Tuesday, September 30, 2008

Abajo del Mar: Seeing the world through blue-colored glasses

The first leg of my adventure has sadly come to a close. Diving the second largest barrier reef in the world off of the little island of San Pedro, Belize.

We did 14 dives in total, and each dive was beautiful. We saw, of course many fish, lobster, crabs, shrimp, coral and sponges, and a few critters we can’t identify. We also enjoyed sharing the water with morays, loggerhead turtles, spotted eagle rays, sting rays, nurse sharks (which were friendly and let us pet them) and on one dive, over a dozen reef sharks (which are actually quite aggressive)!
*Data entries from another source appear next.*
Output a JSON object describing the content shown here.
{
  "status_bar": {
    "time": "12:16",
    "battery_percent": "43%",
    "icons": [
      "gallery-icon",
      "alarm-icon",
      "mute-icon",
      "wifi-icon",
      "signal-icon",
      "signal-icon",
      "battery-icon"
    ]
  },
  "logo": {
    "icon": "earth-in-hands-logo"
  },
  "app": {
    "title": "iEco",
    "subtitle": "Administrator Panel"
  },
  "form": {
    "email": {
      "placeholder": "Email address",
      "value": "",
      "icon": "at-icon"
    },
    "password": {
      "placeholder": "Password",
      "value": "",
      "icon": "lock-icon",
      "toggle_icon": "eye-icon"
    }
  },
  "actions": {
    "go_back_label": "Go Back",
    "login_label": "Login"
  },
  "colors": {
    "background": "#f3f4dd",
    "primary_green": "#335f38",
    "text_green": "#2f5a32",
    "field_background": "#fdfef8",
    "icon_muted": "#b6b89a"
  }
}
Some dives, especially the ones when we got to dive with these charismatic creatures were spectacular and exciting. But even dives during which we saw only the more common fishes and critters, were special. I love feeling weightless, at one with my surroundings. Movements are slow, even breathing is calm, controlled. In the water I feel graceful and centered, rather than spastic and clumsy. I feel connected to something vast. The ocean is our roots—our home, and symbolically, to return to the ocean is to return to the womb—the womb of humanity and life on Earth.

Plus, with every dive I’m getting better. With each dive, I seemed to use less air—I was calmer and controlled my breathing. I could calmly lace my fingers and with small flicks of my fins maneuver around coral heads and through tunnels in the reef. My eyes got keener, and I could spot the little animals, so adept at camouflage—the little crabs or fish disguising themselves as coral, clear bodies shrimp, rays buried in the sand.

Life out of the water in San Pedro was equally calm. It was the low season for tourists, and everything moved at a laid back pace. The people were amazingly friendly, often greeting us and wishing us a nice day as we passed in the streets. Everyone spoke English (it is the national language), but with such an accent and slang that it was basically unintelligible to us. Somehow when people spoke to us they toned this dialect down—there was a gradient of accent that everyone seemed to be able to control. I especially enjoyed getting to know the folks at the dive center, Chuck and Robbie’s. We only met Chuck once, but we saw Robbie nearly every day—he looked kinda like a pirate, but he was a very friendly guy with a very sweet family. We often saw his kids and wife, because the shop was on the beach right in front of his father-in-law’s house. His father in law is a fisherman and sold us hand caught lobster straight from the bucket. Our dive master for pretty much the whole week was Enrique—a big, friendly, goofy guy on land, and a graceful, un-jaded diver.

And now, to Costa Rica to begin a new adventure with new people. And I'd ask for those I love at home to wish me luck, but from what I understand, it seems as though I should wish you all luck--take care in America!!

Monday, September 15, 2008

Ending summer and beginning the journey

I fit all of what has been my life in LA into my little car. Just a few boxes, duffle bags, a hamper of dirtly clothes.

I am so greatful for my summer in LALA land. I have learned that I can truly be independent. I can pay bills and work and function on my own--I am my own person. But at the same time, I wouldn't be anywhere without my friends and my family. And now I realize that they are really behind me--more than I knew.

Coming home is as surreal as living in LA on my own has been. I can always count on Los Angeles to be always moving, always changing--and living there was such a huge step for me, such a time of growth. In contrast, it is strangely comforting how little changes here at my home in Santa Cruz. It looks the same, smells the same, sounds the same. Even the family barbeques seem very much the same--even with the addition of my cousin's new baby, the different girlfriends and boyfriends that my cousins and aunts bring--even with some changing dynamics as the cousins grow up, it all rings true to the comforting constance of home in this crazy world.

I am greatful for my life and for the opportunities that I have been given. Now, more than ever, I am sure of my roots, my home, my family and friends. And with this security of knowing where I come from, I go out into the world. Finally, after a month of being in a perpetual state of "goodbye," I'm leaving, ready for what life has to throw at me on this crazy adventure!